In a sense that’s very real, information itself has transformed these animals. The information did not accomplish this feat on its own, of course. All of this technological and scientific change is occurring within the social context of American capitalism. Over the last few decades, the number of dairies has collapsed and the size of herds has increased. These larger operations are factory farms that are built to squeeze inefficiencies out of the system to generate profits. They benefit from economies of scale that allow them to bring in genomic specialists and use more expensive bull semen.
No matter how you apportion the praise or blame, the net effect is the same. Thousands of years of qualitative breeding on family-run farms begat cows producing a few thousand pounds of milk in their lifetimes; a mere 70 years of quantitative breeding optimized to suit corporate imperatives quadrupled what all previous civilization had accomplished. And the crazy thing is, we’re at the cusp of a new era in which genomic data starts to compress the cycle of trait improvement, accelerating our path towards the perfect milk-production machine, also known as the Holstein dairy cow.
Lastly, I think one of the things that becomes blindingly obvious from both pieces is how carefully all the input and health markers for these animals are recorded and monitored. The idea that the addition of biotech crops into their feed could be producing adverse health outcomes that have somehow evaded notice is preposterous. Unsurprisingly, when three decades of this data was reviewed, a complete absence of any problems was exactly what they found.
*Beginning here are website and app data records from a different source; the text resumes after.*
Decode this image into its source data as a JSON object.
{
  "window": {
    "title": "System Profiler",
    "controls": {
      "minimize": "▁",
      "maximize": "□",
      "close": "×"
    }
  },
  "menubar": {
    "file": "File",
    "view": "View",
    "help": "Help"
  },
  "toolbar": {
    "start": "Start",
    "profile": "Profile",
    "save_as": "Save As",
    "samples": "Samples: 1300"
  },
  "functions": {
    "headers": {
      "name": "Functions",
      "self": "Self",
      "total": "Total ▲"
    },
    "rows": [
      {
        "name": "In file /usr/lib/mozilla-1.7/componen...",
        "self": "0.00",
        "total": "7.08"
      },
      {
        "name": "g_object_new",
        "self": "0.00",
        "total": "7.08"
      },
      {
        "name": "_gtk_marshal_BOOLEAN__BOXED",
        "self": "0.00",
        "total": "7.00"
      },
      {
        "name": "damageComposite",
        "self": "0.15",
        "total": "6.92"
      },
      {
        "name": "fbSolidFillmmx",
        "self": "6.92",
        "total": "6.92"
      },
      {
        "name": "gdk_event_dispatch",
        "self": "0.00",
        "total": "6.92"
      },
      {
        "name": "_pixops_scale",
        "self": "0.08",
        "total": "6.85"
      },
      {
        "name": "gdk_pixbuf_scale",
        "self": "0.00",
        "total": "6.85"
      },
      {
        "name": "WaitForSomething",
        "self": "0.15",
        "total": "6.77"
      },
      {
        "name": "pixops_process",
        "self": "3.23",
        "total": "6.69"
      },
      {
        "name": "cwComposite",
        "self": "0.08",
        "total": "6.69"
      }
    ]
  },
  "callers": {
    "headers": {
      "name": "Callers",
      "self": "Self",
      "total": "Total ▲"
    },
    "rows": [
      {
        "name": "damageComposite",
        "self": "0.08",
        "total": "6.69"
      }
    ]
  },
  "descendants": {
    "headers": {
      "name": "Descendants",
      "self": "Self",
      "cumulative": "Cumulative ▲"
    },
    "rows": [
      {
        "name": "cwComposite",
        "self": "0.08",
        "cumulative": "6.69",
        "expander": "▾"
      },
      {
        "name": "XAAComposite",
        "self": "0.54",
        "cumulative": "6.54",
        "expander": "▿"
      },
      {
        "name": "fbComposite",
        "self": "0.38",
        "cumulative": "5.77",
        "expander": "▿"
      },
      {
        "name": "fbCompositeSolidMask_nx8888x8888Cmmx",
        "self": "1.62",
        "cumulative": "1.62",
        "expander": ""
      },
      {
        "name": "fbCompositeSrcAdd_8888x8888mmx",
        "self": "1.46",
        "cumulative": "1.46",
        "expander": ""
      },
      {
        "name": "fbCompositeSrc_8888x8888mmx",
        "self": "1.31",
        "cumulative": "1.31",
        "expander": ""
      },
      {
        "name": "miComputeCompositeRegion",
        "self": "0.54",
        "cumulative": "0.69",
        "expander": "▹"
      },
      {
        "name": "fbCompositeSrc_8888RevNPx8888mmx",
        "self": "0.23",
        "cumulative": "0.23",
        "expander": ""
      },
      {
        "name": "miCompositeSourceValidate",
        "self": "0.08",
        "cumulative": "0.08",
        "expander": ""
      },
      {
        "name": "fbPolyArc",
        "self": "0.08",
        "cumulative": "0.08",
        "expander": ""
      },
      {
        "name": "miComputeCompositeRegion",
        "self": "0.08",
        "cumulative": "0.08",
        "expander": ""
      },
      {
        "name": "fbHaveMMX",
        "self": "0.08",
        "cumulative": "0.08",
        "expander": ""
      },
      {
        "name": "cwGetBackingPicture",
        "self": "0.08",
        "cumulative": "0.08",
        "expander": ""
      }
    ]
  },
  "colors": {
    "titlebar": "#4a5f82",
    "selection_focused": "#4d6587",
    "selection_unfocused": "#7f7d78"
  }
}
A new scientific review from the University of California, Davis, reports that the performance and health of food-producing animals consuming genetically engineered feed, first introduced 18 years ago, has been comparable to that of animals consuming non-GE feed.
The review study also found that scientific studies have detected no differences in the nutritional makeup of the meat, milk or other food products derived from animals that ate genetically engineered feed.
The review, led by UC Davis animal scientist Alison Van Eenennaam, examined nearly 30 years of livestock-feeding studies that represent more than 100 billion animals.
When it comes to the potential adverse effects that current biotech crops could have on birds or mammals, the argument that “We just don’t know” just doesn’t hold any water.
Study Of 1.5 Million Cows Shows Daughters Get More Milk Than Sons
Ed Yong | Phenomena | National Geographic | 23 January 2014
The Perfect Milk Machine: How Big Data Transformed the Dairy Industry
Alexis C. Madrigal | The Atlantic | 1 May 2012
An Evolutionary Whodunit: How Did Humans Develop Lactose Tolerance?
Helen Thompson | The Salt | NPR | 28 December 2012
10 Things You Didn’t Know About Bull Semen
Brian Cathcart | The Independent | 9 June 1996
Creating Tastier and Healthier Fruits and Veggies with a Modern Alternative to GMOs
Ferris Jabr | Scientific American | 23 January 2014
No sign of health or nutrition problems from GMO livestock feed, study finds
UC Davis | 25 September 2014
Prevalence and impacts of genetically engineered feedstuffs on livestock populations
Van Eenennaam and Young | Journal of Animal Science | 20 November 2014
Ferris Jabr | Scientific American | 23 January 2014